In the narrow context of polls, one way to address the issue you identify would be to offer poll respondents a long list of options as to career stage/profession. From our perspective, the problem with offering respondents long lists of options, with or without an open-ended “other” option, is that many options will be chosen by few or no respondents and so end up getting lumped together anyway in any useful summary of the poll results. From our perspective, the other problem with offering longs lists of options is that, if you do it for too many questions, it makes the poll lengthy which might reduce the number of respondents and make the respondents less representative of our readership as a whole. Probably only our keenest readers would complete a really long poll. In this poll, I decided to offer a long list of options, plus an open-ended “other” option, for the final question, for two reasons. I was both very curious about what the answers would be, and very unsure what answers to expect. But for the sake of keeping the poll short, I left out some other questions we’ve included in past reader surveys, and kept the number of options on the remaining questions short.
In the broader context of how we write, and what we write about, I’m open to suggestions as to how to make this blog better for a greater diversity of non-academic readers. Hopefully while also maintaining or improving its quality for our imagined primary target audience.
As a government researcher in the U.S., I find you blog useful because I am not in an academic environment. No lab meetings. No grad students bringing in fresh perspectives. No weekly seminars. No large body of colleagues immediately at hand to talk with, find out what they are working on and mull it over. Few technical discussions related to best practices (stats, analyses, and study designs). My colleagues are stuck in the past and are marking time until retirement, jaded after years of dealing with a ridiculous system. TBH, the environment I am in is rather stagnant. DE (and other blogs) is my widow into what is going on in the academic world and a source of different perspectives, new ideas. DE makes me think.
The posts related to strictly academic stuff I do not focus on as much. But everything else is great, including the recent posts on social mores, gender, and equality. From my perspective more posts discussing recent developments in the literature would be most valuable. Critical reviews of the way- and why- we are doing science today is needed. I look forward to future posts.
I’m still a regular and regularly enjoy the content!
I do feel like I’ve missed a lot of gem posts from when I was less active several years ago. I wonder if its possible to do assemble a glossary of the previous posts. Maybe something text mining / auto-generated, plus a few highlighted posts / comment threads from Jeremy, Meg, and Brian. Would be a great resource as most of the ideas are relevant far longer than the longevity of any specific platform.

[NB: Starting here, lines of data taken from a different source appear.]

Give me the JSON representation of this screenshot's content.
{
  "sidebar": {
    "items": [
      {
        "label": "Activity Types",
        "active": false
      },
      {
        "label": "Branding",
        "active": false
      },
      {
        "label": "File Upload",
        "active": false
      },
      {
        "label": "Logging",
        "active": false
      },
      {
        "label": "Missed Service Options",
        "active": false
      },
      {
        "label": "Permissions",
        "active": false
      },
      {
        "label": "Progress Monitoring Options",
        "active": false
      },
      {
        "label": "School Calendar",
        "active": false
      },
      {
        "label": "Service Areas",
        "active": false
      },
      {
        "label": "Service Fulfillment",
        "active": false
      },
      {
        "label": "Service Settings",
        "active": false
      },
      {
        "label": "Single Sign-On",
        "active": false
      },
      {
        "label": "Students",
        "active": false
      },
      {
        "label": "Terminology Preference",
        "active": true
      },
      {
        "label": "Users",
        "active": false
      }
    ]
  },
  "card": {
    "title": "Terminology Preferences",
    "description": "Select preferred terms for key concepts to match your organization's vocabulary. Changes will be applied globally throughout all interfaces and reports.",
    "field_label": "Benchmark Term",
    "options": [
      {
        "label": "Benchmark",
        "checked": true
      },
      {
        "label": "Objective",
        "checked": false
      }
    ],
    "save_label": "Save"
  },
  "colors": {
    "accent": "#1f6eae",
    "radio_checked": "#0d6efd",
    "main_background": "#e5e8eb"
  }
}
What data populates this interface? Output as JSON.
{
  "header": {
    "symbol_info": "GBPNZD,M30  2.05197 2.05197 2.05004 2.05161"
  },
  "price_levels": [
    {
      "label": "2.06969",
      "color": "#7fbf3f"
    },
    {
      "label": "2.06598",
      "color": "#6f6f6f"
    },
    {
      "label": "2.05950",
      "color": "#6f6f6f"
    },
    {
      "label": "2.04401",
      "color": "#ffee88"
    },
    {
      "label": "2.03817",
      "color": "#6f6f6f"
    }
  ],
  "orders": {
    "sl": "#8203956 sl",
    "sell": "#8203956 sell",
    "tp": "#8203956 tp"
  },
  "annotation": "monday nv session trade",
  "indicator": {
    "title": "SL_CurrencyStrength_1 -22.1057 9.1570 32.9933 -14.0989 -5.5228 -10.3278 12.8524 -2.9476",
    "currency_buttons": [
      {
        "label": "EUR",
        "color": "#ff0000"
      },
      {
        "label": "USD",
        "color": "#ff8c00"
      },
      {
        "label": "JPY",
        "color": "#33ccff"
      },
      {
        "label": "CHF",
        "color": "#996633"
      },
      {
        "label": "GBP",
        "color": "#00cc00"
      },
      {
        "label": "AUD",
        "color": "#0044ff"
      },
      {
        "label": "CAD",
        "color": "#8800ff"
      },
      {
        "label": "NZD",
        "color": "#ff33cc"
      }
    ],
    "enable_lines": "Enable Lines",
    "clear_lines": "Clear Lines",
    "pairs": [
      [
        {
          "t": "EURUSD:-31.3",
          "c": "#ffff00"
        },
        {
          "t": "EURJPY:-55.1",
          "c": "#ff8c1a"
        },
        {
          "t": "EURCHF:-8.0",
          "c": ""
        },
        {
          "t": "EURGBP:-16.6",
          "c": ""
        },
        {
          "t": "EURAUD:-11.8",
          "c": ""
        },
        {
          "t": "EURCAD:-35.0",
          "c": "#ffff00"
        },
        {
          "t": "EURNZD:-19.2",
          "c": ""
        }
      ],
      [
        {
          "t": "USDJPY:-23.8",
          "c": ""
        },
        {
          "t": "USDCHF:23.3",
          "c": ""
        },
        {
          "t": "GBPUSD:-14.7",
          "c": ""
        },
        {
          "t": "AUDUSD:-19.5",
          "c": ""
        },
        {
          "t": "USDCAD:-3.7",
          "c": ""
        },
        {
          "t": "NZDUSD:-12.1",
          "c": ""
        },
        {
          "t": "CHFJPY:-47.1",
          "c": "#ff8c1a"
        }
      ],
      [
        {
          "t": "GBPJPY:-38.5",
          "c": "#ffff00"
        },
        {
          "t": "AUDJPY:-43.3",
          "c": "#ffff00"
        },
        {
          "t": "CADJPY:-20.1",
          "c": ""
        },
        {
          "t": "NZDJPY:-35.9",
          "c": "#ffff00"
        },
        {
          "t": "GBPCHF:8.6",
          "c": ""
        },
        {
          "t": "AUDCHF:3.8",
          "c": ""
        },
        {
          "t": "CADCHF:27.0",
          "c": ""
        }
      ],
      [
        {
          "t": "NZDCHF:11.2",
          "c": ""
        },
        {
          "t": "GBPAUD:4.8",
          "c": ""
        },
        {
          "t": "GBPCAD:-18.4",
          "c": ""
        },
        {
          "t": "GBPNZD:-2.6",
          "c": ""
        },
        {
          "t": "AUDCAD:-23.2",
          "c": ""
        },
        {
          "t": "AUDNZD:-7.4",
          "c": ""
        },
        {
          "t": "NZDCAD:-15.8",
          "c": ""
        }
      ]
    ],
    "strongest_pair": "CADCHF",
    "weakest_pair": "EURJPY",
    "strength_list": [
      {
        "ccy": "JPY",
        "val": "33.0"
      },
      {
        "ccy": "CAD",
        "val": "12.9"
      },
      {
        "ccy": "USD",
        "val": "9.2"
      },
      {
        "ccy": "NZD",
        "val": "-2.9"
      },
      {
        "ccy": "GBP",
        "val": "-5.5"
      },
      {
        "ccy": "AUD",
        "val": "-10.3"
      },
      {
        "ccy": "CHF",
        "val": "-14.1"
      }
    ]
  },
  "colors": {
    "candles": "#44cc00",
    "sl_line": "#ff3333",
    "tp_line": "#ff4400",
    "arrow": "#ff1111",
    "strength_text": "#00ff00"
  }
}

I am curious about the results though. I’m puzzled over why Twitter has taken over blogs and forums in online academic discourse generally. I’d guess just a reflection of broader societal trends (towards shorter attention spans? :p ), but I really struggled to find thoughtful content on Twitter (because of format; its certainly there). So I think I’m back to checking DE more often than Twitter. 🙂